WORK INSTRUCTION: Copy out each line from the material where the word "icon" is found.

MATERIAL PROVIDED:
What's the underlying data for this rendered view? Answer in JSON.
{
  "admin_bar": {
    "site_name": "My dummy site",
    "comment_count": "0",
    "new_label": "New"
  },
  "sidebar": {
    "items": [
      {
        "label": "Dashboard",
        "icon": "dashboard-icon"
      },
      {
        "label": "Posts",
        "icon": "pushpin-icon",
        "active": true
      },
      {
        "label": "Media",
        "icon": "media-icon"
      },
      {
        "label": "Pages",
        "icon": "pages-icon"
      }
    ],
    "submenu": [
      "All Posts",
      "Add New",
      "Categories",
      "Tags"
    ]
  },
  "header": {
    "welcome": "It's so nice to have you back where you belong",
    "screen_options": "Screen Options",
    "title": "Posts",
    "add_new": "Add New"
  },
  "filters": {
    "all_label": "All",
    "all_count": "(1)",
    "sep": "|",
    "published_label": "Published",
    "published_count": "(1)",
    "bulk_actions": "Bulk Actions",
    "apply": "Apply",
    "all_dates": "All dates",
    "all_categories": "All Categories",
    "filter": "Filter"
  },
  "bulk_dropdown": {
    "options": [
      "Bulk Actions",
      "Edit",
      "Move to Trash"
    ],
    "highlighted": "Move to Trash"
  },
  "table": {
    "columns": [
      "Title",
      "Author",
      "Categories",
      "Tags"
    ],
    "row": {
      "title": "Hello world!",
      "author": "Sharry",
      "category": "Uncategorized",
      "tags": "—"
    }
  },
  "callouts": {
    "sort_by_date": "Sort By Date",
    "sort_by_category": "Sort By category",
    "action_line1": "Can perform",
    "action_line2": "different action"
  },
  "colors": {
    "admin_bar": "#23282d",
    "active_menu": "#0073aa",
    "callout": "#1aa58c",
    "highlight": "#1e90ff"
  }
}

RESULT FOR THIS TASK:
        "icon": "dashboard-icon"
        "icon": "pushpin-icon",
        "icon": "media-icon"
        "icon": "pages-icon"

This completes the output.